─── Material supplied ───
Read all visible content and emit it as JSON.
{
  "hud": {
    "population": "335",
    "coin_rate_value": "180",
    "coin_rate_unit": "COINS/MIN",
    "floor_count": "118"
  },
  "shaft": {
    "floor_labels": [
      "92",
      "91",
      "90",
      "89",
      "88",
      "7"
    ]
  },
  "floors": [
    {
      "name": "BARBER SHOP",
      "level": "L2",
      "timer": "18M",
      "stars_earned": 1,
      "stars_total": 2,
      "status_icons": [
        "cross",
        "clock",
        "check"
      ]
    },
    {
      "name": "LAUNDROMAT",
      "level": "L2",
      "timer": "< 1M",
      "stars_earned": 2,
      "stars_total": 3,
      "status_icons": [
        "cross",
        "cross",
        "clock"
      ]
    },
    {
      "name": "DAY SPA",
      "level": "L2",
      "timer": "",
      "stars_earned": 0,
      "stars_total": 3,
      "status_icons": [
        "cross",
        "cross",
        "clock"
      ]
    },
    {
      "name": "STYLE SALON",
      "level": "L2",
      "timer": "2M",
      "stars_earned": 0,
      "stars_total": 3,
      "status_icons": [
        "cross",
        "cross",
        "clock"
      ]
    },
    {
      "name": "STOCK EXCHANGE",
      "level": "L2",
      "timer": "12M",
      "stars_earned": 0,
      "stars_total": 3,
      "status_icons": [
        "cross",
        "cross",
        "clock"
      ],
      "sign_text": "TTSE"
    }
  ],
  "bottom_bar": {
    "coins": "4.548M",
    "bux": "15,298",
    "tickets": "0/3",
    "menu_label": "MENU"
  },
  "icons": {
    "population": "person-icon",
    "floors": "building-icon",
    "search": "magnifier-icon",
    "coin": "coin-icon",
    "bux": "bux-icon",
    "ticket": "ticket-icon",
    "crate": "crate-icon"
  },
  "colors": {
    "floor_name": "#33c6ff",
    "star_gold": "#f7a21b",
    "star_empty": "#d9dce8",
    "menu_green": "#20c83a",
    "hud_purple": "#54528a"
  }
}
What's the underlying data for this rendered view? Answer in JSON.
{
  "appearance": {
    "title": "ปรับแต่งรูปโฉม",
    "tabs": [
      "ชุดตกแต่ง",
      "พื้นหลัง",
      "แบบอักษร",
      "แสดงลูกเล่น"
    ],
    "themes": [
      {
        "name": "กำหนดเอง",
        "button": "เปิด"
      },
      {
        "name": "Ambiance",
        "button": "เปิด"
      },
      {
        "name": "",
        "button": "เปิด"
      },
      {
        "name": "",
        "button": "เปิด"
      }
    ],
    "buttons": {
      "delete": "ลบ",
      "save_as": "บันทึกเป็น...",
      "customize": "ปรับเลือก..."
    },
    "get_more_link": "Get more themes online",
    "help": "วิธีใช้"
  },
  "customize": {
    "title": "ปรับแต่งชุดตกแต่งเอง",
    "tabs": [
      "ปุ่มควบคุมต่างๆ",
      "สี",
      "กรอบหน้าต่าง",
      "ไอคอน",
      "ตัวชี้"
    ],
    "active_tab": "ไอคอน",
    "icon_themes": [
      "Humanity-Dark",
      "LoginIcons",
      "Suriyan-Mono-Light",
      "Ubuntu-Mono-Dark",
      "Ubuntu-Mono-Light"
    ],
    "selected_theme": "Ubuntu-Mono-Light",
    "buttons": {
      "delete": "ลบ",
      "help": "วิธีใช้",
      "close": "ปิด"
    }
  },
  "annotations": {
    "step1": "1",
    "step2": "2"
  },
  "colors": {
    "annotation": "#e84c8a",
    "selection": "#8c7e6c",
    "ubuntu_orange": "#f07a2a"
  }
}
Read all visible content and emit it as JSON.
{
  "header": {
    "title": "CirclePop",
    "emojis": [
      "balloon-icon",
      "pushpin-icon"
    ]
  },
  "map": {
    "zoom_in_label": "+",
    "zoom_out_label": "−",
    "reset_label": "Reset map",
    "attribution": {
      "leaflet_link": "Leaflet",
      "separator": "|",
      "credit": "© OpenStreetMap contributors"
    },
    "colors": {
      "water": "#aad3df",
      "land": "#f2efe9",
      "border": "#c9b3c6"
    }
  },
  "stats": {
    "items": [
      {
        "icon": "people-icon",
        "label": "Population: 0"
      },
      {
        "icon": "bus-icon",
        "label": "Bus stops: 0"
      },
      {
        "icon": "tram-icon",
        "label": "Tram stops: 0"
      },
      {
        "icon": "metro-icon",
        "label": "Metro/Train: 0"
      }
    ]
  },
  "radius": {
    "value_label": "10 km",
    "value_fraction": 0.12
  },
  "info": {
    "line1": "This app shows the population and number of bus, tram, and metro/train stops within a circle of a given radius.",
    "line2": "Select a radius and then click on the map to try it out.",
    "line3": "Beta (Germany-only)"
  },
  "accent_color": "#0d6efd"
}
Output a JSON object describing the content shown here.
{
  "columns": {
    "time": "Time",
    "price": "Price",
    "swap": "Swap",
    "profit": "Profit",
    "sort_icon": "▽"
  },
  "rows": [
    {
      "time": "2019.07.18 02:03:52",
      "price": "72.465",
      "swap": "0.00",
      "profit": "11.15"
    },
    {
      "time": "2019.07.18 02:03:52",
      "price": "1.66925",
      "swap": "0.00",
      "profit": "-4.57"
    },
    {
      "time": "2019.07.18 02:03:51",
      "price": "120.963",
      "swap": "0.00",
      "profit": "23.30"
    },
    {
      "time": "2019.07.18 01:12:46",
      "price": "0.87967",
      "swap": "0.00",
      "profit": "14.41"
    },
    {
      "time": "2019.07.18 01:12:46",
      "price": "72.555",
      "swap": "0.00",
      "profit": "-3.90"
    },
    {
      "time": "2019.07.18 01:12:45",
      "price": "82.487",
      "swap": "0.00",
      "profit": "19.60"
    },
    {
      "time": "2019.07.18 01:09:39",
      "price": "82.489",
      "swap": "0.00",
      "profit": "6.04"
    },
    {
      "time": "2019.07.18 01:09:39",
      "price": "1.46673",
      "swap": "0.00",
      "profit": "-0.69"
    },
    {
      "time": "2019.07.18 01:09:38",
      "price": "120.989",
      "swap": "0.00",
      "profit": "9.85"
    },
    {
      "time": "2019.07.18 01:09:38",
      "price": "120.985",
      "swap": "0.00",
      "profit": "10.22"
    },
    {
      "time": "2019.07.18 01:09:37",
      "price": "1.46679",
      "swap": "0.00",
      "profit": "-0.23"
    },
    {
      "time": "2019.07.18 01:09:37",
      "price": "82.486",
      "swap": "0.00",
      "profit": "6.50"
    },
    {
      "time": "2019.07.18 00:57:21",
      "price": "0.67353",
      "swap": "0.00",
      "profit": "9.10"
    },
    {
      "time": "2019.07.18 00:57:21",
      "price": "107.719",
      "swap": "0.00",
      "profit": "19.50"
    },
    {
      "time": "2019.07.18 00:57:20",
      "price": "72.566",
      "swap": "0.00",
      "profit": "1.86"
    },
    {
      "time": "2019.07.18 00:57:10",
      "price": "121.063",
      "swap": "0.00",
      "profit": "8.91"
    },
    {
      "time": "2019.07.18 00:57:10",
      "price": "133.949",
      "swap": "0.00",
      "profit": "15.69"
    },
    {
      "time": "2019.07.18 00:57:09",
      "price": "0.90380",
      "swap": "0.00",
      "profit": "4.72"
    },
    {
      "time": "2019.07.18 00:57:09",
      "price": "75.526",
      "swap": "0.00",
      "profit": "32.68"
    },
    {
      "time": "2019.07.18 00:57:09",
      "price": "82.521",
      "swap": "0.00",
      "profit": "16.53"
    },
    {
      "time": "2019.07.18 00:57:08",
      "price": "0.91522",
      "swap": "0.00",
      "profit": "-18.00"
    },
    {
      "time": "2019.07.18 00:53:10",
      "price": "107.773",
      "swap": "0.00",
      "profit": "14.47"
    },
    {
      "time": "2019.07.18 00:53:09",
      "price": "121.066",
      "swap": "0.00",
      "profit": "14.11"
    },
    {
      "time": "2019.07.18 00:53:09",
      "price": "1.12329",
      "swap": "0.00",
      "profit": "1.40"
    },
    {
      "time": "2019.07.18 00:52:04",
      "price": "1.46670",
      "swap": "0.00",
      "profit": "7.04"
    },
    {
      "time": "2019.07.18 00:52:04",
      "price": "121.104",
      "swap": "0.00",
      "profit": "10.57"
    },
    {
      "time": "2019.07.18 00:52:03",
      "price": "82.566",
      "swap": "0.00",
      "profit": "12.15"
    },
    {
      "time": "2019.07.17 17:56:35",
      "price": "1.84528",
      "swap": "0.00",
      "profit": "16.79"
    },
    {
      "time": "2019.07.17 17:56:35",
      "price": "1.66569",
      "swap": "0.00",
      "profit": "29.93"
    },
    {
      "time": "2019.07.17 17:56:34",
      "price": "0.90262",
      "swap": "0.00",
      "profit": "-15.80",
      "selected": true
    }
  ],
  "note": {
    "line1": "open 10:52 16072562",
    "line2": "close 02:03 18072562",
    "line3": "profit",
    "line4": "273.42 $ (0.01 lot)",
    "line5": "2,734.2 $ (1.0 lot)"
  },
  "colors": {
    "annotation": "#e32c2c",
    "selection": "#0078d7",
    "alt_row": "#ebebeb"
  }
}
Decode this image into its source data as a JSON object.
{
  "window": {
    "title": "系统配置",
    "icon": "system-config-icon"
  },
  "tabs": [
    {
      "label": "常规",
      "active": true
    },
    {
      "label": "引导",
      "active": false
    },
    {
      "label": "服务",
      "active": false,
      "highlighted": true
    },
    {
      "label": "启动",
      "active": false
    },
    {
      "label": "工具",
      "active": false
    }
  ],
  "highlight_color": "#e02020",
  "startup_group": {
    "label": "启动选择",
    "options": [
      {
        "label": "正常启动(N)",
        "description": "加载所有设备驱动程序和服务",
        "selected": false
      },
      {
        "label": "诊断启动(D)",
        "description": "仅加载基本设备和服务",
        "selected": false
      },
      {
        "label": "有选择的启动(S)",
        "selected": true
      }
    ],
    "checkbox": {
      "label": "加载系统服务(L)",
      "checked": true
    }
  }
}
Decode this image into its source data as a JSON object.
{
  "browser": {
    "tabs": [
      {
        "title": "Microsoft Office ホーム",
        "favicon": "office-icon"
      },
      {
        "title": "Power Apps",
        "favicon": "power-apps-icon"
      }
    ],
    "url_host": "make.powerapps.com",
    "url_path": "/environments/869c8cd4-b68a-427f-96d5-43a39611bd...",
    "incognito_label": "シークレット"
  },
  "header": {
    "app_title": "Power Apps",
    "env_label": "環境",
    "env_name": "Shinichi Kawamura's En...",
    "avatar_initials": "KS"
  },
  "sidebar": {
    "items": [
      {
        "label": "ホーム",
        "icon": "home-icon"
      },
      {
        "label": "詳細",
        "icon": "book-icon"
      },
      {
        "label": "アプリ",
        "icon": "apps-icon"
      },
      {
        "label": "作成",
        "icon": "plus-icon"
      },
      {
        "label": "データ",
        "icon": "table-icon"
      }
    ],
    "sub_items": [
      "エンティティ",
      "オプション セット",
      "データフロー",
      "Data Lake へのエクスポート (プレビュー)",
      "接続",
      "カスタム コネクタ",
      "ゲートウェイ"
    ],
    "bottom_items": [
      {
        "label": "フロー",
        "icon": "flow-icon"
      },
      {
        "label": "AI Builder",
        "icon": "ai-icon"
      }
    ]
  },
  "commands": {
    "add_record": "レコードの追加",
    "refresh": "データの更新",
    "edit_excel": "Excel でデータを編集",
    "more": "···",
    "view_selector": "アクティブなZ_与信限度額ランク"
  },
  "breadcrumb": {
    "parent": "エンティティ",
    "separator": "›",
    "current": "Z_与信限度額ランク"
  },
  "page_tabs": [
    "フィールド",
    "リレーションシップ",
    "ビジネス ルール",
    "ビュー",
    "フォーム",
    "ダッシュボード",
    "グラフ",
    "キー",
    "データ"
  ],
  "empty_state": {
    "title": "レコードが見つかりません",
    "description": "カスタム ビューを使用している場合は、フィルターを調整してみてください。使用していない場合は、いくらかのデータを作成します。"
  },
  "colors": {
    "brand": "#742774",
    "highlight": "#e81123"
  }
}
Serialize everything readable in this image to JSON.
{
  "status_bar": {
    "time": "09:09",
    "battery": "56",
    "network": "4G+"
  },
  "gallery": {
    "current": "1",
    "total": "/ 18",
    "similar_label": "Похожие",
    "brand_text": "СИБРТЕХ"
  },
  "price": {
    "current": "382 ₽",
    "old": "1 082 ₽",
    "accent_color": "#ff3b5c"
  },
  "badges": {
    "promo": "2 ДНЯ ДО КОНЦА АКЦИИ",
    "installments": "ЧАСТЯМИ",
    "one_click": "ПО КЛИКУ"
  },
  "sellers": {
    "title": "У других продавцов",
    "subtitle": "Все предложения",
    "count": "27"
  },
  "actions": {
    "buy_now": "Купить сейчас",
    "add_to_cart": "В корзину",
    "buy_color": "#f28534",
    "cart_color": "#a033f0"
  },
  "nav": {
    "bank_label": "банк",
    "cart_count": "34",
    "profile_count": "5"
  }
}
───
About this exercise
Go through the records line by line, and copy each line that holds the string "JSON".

Exercise result
Read all visible content and emit it as JSON.
What's the underlying data for this rendered view? Answer in JSON.
Read all visible content and emit it as JSON.
Output a JSON object describing the content shown here.
Decode this image into its source data as a JSON object.
Decode this image into its source data as a JSON object.
Serialize everything readable in this image to JSON.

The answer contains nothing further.